How Can You Live In This World And Yet Be Innocent?, by J. Krishnamurti

FaceBook  On Nov 26, 2019 Anilkumar Pandit wrote:
Living in gratitude is being innocent. It's a catalyst for shedding ego, naturally invoking our child-like spirit and be humble to realize our dependency on others and the existence, thereby requesting any help with ease.
 

Monet Refuses The Operation, by Lisel Mueller

FaceBook  On Oct 15, 2019 Anilkumar Pandit wrote:
Space (prefer to call it Aakash) pervades all through, being present in seen material objects, unseen stuff, and non-visible entities. Touch it, feel it from the space within us and we get connected with oneness with the universe. I like this quote - "Even when I just pluck a flower, the remotest star is disturbed!"
 

Zen Of Archery, by James Clear

FaceBook  On Oct 9, 2019 Anilkumar Pandit wrote:
I was reminded of the story when Dronacharya was testing his students in archary. Having perched a small bird on a tree, the task was to hit it from some distance away. Before allowing the student to shoot he would ask "What do you see?". The replies varied from seeing multiple things like the bird, the branch, the tree, the sky etc.. Arjun's reply was "I see only the bird" Only he was permitted to shoot and he did pass the test. There was a rejoinder to the same story, whence Karna (another notable archer) was asked: "What do you see when you try to shoot a target?" His reply was: "I do not see anything. I feel that I am the arrow and moving towards the target !"
 

My Neighbor's Corn, by Naren Kini

FaceBook  On Oct 1, 2019 Anilkumar Pandit wrote:
Reflection truly is getting back whatever we transmit. Be it the corn pollens, our image from a mirror, or our thoughts projected to existance. Goodness begets happiness and that's goodness.
 

Unconditioned Stillness, by Rick Hanson

FaceBook  On Jun 8, 2019 Anil Pandit wrote:
While doing a 'Jaapa', everytime the same mantra is repeated, the 'repeat' happens on its own and without any thoughtful intervention.
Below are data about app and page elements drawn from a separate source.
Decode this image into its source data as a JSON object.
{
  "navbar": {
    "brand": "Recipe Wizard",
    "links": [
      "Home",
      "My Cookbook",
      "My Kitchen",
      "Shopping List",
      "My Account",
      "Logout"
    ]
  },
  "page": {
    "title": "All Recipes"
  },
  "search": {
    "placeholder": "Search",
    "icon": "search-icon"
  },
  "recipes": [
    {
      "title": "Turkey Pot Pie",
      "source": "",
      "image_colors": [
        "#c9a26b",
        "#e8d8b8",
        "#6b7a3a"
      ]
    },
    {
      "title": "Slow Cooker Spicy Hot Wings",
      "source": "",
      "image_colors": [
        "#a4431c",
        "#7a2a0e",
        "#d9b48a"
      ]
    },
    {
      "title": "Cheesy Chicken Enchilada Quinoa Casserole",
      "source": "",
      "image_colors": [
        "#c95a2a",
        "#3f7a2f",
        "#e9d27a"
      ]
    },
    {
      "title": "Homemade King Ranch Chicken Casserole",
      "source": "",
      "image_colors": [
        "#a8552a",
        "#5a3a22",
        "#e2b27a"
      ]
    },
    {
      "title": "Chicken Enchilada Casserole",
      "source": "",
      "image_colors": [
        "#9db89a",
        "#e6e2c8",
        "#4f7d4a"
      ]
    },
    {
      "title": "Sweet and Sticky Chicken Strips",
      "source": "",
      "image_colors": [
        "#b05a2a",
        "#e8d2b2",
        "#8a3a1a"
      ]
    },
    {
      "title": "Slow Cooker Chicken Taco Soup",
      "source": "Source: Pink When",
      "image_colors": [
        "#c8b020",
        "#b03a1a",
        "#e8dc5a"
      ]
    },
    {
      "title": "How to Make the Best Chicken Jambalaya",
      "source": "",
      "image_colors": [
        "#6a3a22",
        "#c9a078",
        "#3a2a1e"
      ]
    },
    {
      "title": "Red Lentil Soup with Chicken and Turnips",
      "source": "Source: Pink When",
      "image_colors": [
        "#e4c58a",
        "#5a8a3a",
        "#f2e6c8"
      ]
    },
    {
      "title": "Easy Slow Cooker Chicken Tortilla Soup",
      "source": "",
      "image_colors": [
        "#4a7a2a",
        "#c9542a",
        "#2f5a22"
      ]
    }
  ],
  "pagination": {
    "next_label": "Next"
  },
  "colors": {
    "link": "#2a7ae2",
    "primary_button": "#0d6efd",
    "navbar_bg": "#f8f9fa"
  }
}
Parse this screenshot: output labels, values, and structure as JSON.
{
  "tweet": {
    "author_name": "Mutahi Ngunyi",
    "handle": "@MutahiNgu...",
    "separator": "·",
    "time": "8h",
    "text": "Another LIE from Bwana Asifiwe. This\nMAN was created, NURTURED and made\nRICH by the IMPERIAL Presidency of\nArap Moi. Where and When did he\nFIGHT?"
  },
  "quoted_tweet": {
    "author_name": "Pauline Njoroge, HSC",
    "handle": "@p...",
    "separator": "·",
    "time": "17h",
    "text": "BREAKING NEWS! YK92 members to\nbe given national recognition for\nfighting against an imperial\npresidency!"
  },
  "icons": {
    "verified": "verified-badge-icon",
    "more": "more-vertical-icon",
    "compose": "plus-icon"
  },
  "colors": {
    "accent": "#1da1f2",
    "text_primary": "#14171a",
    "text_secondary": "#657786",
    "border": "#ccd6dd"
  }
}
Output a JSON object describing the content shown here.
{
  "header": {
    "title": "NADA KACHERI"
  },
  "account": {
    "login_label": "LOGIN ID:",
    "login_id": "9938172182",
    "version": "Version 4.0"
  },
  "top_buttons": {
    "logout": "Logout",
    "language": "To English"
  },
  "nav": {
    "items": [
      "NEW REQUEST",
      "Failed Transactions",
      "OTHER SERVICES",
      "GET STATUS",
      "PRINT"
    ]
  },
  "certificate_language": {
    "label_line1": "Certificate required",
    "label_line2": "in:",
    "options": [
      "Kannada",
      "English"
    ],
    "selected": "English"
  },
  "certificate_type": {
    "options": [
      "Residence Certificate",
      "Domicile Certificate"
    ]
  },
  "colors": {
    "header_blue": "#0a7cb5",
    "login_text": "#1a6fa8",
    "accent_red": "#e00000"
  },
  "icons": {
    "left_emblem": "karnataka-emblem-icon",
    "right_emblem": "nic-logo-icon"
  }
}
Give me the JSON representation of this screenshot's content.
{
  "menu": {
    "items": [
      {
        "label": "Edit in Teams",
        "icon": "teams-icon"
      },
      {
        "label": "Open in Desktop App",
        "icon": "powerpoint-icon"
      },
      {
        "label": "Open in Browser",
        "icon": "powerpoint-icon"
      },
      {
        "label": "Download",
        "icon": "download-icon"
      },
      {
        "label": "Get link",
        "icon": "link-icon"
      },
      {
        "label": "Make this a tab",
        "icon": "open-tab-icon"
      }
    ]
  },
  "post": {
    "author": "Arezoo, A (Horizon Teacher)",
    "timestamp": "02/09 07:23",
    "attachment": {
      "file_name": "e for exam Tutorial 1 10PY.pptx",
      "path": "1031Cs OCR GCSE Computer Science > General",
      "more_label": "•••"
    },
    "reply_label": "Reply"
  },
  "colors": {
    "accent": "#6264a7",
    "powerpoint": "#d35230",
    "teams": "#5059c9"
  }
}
During the minute time interval of transition, the mind experiences stillness. In the practice of multiple jaapa, there is accumulation (integration) of these time intervals, which can be felt / sensed / cherished !